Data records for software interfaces
——————————

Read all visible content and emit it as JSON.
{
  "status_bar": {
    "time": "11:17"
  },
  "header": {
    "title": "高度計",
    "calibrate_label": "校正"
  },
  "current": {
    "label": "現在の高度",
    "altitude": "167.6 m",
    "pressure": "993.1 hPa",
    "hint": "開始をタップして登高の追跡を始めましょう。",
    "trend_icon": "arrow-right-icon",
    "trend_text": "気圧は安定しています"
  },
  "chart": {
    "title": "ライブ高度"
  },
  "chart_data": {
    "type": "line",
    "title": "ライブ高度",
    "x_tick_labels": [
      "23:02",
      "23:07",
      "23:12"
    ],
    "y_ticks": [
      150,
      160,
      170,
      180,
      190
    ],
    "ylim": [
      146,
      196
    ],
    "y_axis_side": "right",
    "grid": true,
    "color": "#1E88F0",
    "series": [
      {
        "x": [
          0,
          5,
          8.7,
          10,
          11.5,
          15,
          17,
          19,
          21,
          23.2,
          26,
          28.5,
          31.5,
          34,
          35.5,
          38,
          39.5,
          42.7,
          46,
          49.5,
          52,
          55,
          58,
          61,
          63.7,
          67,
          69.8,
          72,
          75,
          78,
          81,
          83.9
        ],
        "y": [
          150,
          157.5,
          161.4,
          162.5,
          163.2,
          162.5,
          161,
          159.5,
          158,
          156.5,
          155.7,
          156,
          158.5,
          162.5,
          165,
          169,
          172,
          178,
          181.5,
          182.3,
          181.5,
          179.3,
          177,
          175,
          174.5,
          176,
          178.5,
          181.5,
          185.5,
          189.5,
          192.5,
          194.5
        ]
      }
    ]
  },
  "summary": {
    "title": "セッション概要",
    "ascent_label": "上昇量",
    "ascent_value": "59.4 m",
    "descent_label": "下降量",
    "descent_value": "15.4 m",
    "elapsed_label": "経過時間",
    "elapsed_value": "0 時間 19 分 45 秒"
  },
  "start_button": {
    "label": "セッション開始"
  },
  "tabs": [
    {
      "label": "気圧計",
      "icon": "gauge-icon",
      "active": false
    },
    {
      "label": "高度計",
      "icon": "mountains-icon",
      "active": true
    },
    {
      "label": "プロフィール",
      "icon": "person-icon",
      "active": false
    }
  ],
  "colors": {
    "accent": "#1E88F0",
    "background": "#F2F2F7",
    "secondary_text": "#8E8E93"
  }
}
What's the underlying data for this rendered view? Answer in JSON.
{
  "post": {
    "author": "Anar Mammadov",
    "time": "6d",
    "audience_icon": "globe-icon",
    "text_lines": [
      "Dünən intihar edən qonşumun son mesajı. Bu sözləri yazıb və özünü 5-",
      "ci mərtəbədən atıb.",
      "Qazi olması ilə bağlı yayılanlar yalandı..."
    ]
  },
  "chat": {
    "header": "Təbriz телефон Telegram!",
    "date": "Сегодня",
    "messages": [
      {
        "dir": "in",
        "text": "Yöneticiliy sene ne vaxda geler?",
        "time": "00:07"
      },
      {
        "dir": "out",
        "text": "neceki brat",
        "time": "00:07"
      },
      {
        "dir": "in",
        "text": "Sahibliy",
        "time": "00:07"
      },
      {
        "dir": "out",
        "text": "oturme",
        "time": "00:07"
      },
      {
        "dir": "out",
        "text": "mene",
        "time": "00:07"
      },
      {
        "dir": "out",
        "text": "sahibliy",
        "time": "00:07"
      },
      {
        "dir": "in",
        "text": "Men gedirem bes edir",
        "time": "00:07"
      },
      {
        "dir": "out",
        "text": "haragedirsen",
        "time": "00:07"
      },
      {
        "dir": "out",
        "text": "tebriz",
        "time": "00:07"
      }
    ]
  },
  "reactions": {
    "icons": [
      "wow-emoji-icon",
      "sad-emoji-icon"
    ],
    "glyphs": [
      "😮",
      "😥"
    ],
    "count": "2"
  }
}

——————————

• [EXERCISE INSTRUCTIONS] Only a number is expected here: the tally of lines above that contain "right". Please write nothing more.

• [RESPONSE BELOW] 2